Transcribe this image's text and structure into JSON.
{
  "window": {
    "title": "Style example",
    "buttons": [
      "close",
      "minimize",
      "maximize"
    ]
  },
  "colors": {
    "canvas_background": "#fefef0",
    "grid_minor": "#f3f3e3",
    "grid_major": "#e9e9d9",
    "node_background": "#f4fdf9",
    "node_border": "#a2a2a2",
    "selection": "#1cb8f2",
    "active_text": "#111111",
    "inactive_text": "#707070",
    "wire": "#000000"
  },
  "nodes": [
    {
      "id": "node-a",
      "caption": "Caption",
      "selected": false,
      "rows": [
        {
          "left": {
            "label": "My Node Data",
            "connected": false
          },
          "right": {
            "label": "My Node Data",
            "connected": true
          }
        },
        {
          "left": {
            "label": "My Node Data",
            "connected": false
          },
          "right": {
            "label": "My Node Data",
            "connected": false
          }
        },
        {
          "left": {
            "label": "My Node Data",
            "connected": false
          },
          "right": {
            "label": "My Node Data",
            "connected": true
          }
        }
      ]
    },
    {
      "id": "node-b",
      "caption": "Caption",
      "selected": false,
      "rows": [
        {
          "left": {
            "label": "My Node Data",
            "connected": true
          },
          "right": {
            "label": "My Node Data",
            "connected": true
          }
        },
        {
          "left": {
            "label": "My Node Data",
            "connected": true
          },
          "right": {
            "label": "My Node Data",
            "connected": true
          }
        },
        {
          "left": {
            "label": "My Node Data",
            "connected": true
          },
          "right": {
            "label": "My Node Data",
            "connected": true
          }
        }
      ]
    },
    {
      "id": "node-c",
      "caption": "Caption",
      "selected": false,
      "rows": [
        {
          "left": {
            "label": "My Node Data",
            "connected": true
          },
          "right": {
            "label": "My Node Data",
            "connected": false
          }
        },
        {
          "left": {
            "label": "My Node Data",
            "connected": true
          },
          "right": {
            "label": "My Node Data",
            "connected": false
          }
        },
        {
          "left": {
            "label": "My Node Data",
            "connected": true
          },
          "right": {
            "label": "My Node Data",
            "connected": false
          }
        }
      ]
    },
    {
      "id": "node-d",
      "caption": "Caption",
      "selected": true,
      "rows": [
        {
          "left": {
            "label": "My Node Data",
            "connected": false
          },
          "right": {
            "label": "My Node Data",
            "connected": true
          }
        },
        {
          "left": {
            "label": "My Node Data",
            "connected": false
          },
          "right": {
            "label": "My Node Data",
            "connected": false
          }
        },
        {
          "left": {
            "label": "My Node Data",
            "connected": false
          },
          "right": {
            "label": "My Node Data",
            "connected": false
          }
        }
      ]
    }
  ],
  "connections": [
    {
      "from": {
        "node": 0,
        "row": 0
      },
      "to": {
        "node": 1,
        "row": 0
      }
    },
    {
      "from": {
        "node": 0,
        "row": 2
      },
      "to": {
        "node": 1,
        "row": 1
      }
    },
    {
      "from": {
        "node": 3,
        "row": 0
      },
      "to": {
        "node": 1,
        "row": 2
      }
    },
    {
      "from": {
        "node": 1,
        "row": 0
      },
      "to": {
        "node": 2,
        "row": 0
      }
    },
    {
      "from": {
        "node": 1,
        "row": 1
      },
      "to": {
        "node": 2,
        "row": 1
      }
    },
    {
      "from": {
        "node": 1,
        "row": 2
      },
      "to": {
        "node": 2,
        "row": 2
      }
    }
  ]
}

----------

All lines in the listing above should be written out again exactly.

● Your solution:
Transcribe this image's text and structure into JSON.
{
  "window": {
    "title": "Style example",
    "buttons": [
      "close",
      "minimize",
      "maximize"
    ]
  },
  "colors": {
    "canvas_background": "#fefef0",
    "grid_minor": "#f3f3e3",
    "grid_major": "#e9e9d9",
    "node_background": "#f4fdf9",
    "node_border": "#a2a2a2",
    "selection": "#1cb8f2",
    "active_text": "#111111",
    "inactive_text": "#707070",
    "wire": "#000000"
  },
  "nodes": [
    {
      "id": "node-a",
      "caption": "Caption",
      "selected": false,
      "rows": [
        {
          "left": {
            "label": "My Node Data",
            "connected": false
          },
          "right": {
            "label": "My Node Data",
            "connected": true
          }
        },
        {
          "left": {
            "label": "My Node Data",
            "connected": false
          },
          "right": {
            "label": "My Node Data",
            "connected": false
          }
        },
        {
          "left": {
            "label": "My Node Data",
            "connected": false
          },
          "right": {
            "label": "My Node Data",
            "connected": true
          }
        }
      ]
    },
    {
      "id": "node-b",
      "caption": "Caption",
      "selected": false,
      "rows": [
        {
          "left": {
            "label": "My Node Data",
            "connected": true
          },
          "right": {
            "label": "My Node Data",
            "connected": true
          }
        },
        {
          "left": {
            "label": "My Node Data",
            "connected": true
          },
          "right": {
            "label": "My Node Data",
            "connected": true
          }
        },
        {
          "left": {
            "label": "My Node Data",
            "connected": true
          },
          "right": {
            "label": "My Node Data",
            "connected": true
          }
        }
      ]
    },
    {
      "id": "node-c",
      "caption": "Caption",
      "selected": false,
      "rows": [
        {
          "left": {
            "label": "My Node Data",
            "connected": true
          },
          "right": {
            "label": "My Node Data",
            "connected": false
          }
        },
        {
          "left": {
            "label": "My Node Data",
            "connected": true
          },
          "right": {
            "label": "My Node Data",
            "connected": false
          }
        },
        {
          "left": {
            "label": "My Node Data",
            "connected": true
          },
          "right": {
            "label": "My Node Data",
            "connected": false
          }
        }
      ]
    },
    {
      "id": "node-d",
      "caption": "Caption",
      "selected": true,
      "rows": [
        {
          "left": {
            "label": "My Node Data",
            "connected": false
          },
          "right": {
            "label": "My Node Data",
            "connected": true
          }
        },
        {
          "left": {
            "label": "My Node Data",
            "connected": false
          },
          "right": {
            "label": "My Node Data",
            "connected": false
          }
        },
        {
          "left": {
            "label": "My Node Data",
            "connected": false
          },
          "right": {
            "label": "My Node Data",
            "connected": false
          }
        }
      ]
    }
  ],
  "connections": [
    {
      "from": {
        "node": 0,
        "row": 0
      },
      "to": {
        "node": 1,
        "row": 0
      }
    },
    {
      "from": {
        "node": 0,
        "row": 2
      },
      "to": {
        "node": 1,
        "row": 1
      }
    },
    {
      "from": {
        "node": 3,
        "row": 0
      },
      "to": {
        "node": 1,
        "row": 2
      }
    },
    {
      "from": {
        "node": 1,
        "row": 0
      },
      "to": {
        "node": 2,
        "row": 0
      }
    },
    {
      "from": {
        "node": 1,
        "row": 1
      },
      "to": {
        "node": 2,
        "row": 1
      }
    },
    {
      "from": {
        "node": 1,
        "row": 2
      },
      "to": {
        "node": 2,
        "row": 2
      }
    }
  ]
}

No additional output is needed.